As researchers and as leaders, we have the responsibility/opportunity/assignment of narrating the processes and concepts of our world. In our work of knowledge production, we are advancing one story to the forefront and pushing another to the background. As we synthesize past information and create new knowledge, we recognize the positionality in any source we use and must think critically to separate and identify the ‘truth.’ To think critically is both the cornerstone of research and of leadership. A researcher must never take anything for granted and must always be cognizant of the impacts of her/his additions to the literature. Leadership necessitates perception and persuasion. A leader must scrutinize the nature of her/his followers and the nature of the task to inspire a new solution.
My Laidlaw experience this summer, building off my research from last year and inspired by current events in the United States, has reminded me of the importance of the narratives we read and the narratives we forward as researcher-leaders. My research focuses on the narratives of civil war. Specifically, I am comparing the way ancient Romans and Americans communicate their civil wars. How do we tell the stories of civil war? Who is telling these stories? By what process does the political deployment of the label ‘civil war’ delegitimize/isolate/unify citizens, soldiers, and enemies?
Returning to my initial sentences: Should we tell these stories? To many, the traumatic idea of civil war renders it a taboo subject – better forgotten. To others, the horrors of civil war are an atrocious but defining characteristic of the nation -- its history should serve as a lesson to future democracies.
More than ever, the subject of civil war and how it is represented necessitate independent and critical thought. As fierce debates arise regarding the removal of historical representations of the American Civil War, I am inclined in the spirit of intertextuality to recall the Roman debates on narrating civil war. With all of the traumas, paradoxes, and lessons intertwined with civil warfare, Roman historians and poets contemplated whether the gruesome truth of the civil war should be told to readers or if the public should be protected from it.

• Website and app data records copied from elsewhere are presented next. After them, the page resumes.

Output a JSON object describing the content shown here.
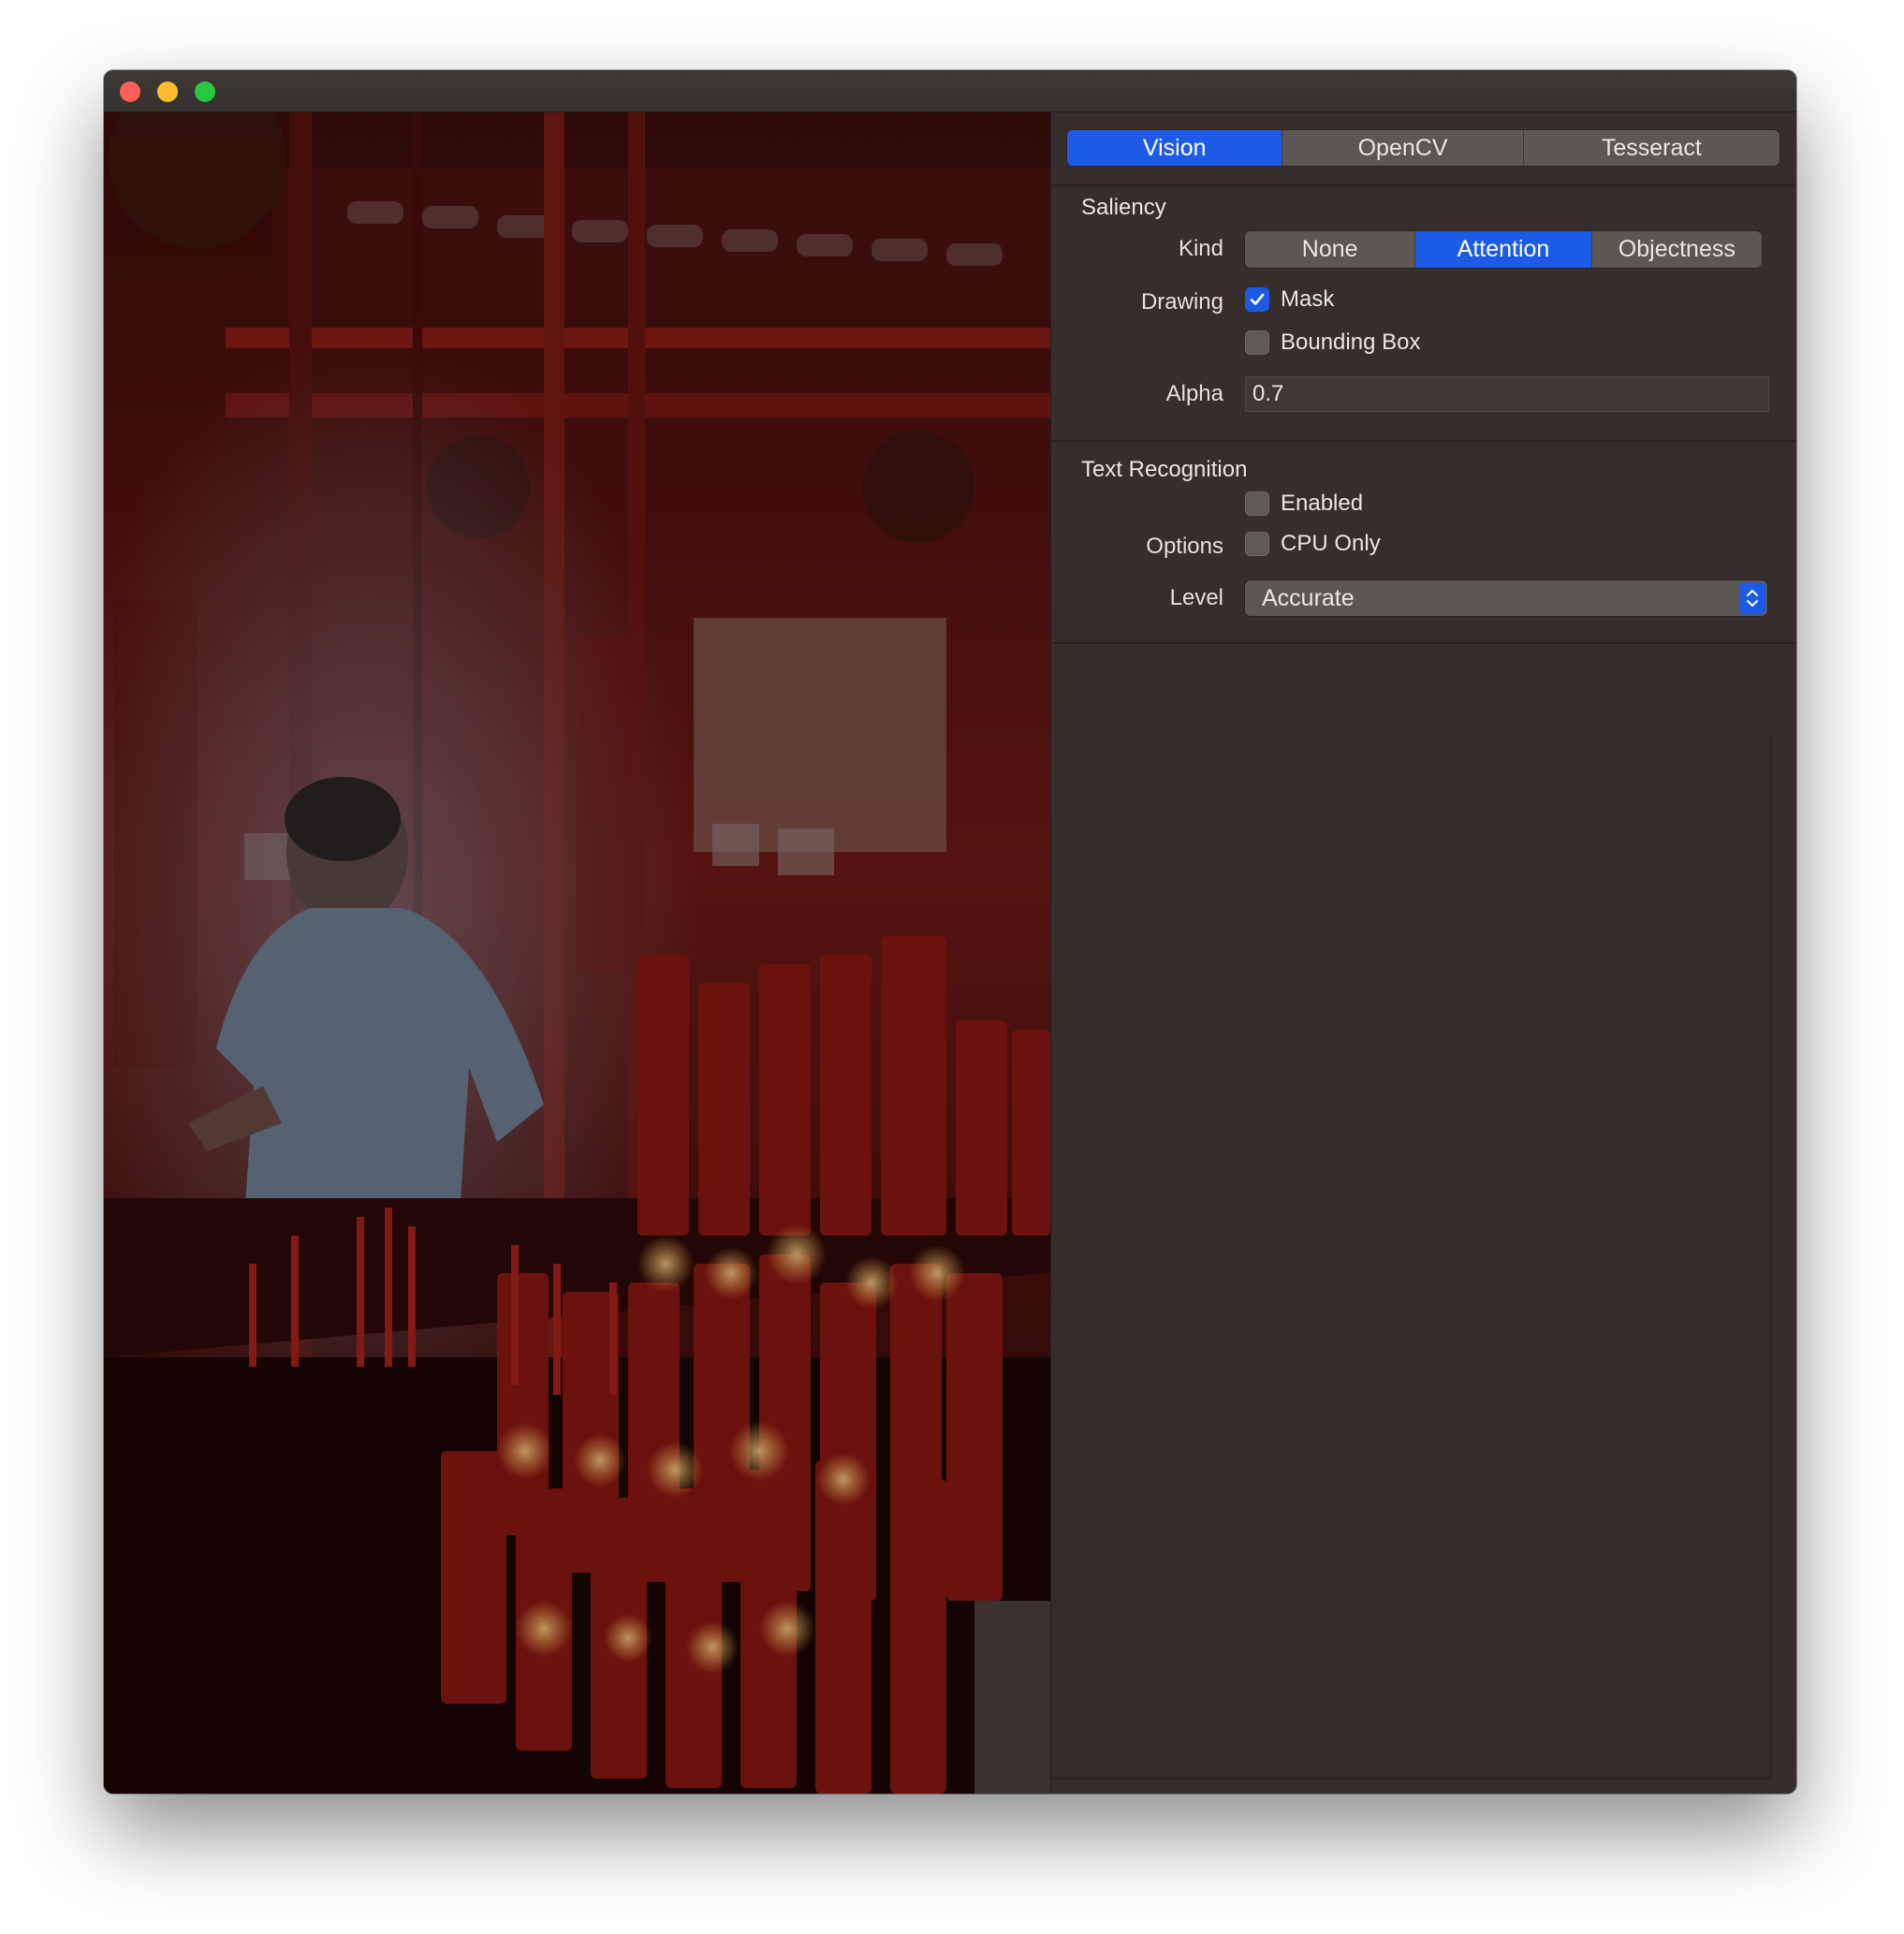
{
  "window": {
    "controls": {
      "close_icon": "close-icon",
      "minimize_icon": "minimize-icon",
      "zoom_icon": "zoom-icon"
    }
  },
  "tabs": [
    {
      "label": "Vision",
      "active": true
    },
    {
      "label": "OpenCV",
      "active": false
    },
    {
      "label": "Tesseract",
      "active": false
    }
  ],
  "saliency": {
    "title": "Saliency",
    "kind_label": "Kind",
    "kind_options": [
      {
        "label": "None",
        "active": false
      },
      {
        "label": "Attention",
        "active": true
      },
      {
        "label": "Objectness",
        "active": false
      }
    ],
    "drawing_label": "Drawing",
    "mask_label": "Mask",
    "mask_checked": true,
    "bounding_box_label": "Bounding Box",
    "bounding_box_checked": false,
    "alpha_label": "Alpha",
    "alpha_value": "0.7"
  },
  "text_recognition": {
    "title": "Text Recognition",
    "enabled_label": "Enabled",
    "enabled_checked": false,
    "options_label": "Options",
    "cpu_only_label": "CPU Only",
    "cpu_only_checked": false,
    "level_label": "Level",
    "level_value": "Accurate"
  },
  "colors": {
    "accent": "#1d5be6",
    "panel_bg": "#352e2b",
    "traffic_close": "#fe5f57",
    "traffic_minimize": "#febc2e",
    "traffic_zoom": "#28c840"
  }
}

Valerius Maximus in Memorable Deeds and Sayings writes “To avoid having to touch upon the detestable memory of the civil wars by looking at too many home-grown examples of this sort, I will confine myself to just two Roman examples which reflect well on some very illustrious families without evoking public sorrow” (V. Max. 3.3.2). In Lucan’s The Civil War, the speaker refrains from telling readers the final moments of the battle of Pharsalia: “Here, Caesar, was thy crime: and here shall stay / My Muse repelled: no poesy of mine / Shall tell the horrors of the final strife, / Nor for the coming ages paint the deeds / Which civil war permits. Be all obscured / in deepest darkness! / Spare the useless tear / And vain lament, and let the deeds that fell / In that last fight of Rome remain unsung” (Lucan, The Civil War, VII.549-446).

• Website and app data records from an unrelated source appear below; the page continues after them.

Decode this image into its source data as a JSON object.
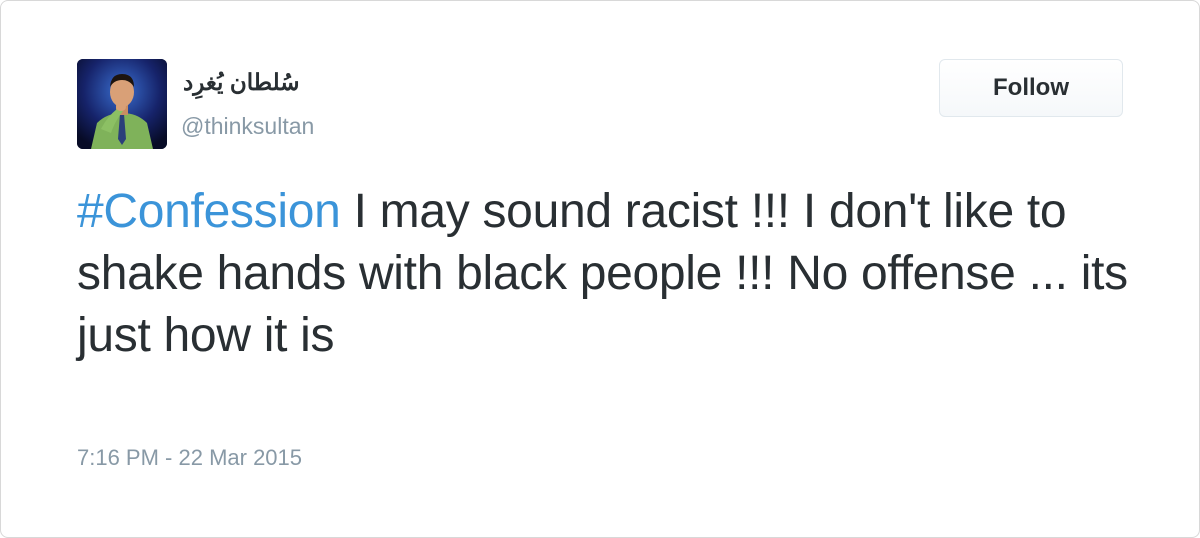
{
  "tweet": {
    "author": {
      "display_name": "سُلطان يُغرِد",
      "handle": "@thinksultan"
    },
    "follow_label": "Follow",
    "hashtag": "#Confession",
    "body": " I may sound racist !!! I don't like to shake hands with black people !!! No offense ... its just how it is",
    "timestamp": "7:16 PM - 22 Mar 2015"
  },
  "colors": {
    "hashtag": "#3b94d9",
    "text": "#292f33",
    "muted": "#8899a6"
  },
  "icons": {
    "avatar": "user-avatar-photo"
  }
}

However, the narrator of Valerius Flaccus’ epic poem, Argonautica, grieves at his duty to bring the story of civil war to light: “Where do I begin describing so many forms of crimes, so many fates of the slain? O! Upon what monstra does the sequence of the story cast the poet! What a chain of events reveals itself! O it stops me short as I sing real events, and with this specter it undoes my nights!” (Valerius Flaccus, Argonautica, 2.216–19). He acknowledges the awfulness and tells the tale anyway.
We must also keep in mind that this debate, whether to expose and immortalize the shared horrors of civil war, is the by-product of another narration – who defined that war as one of civil strife? What power labeled the battle as civil and not as revolution? This distinction invokes different rules and different reactions. We can take nothing for granted. As researcher-leaders, we must engage in critical and independent thought to explore the genealogy of the processes we seek to clarify, to know the narrative histories of the knowledge we will bring to the forefront. We are separate from the herd, and we have the power to choose to inform the public on our experiences or to censor them from history. The choice is ours.
I would like to thank my supervisors, Dr. Alice König and Dr. Nicolas Wiater, for their unwavering support, encouragement, and ideas. I would further like to thank Lord Laidlaw for providing all of us the opportunity to develop as researcher-leaders and to take action to produce influential knowledge. Finally, I am grateful to the Laidlaw leadership team at St. Andrews for their essential role in my personal development.
Image: Barros, Joe Rivano (@jrivanob), “Nearby statue of Ulysses S. Grant is also toppled. He was a slave owner too, before the Civil War. That’s three for three this night.” Twitter, 20 June 2020, <https://twitter.com/jrivanob/status/1274194145838428160> [accessed 24 June 2020].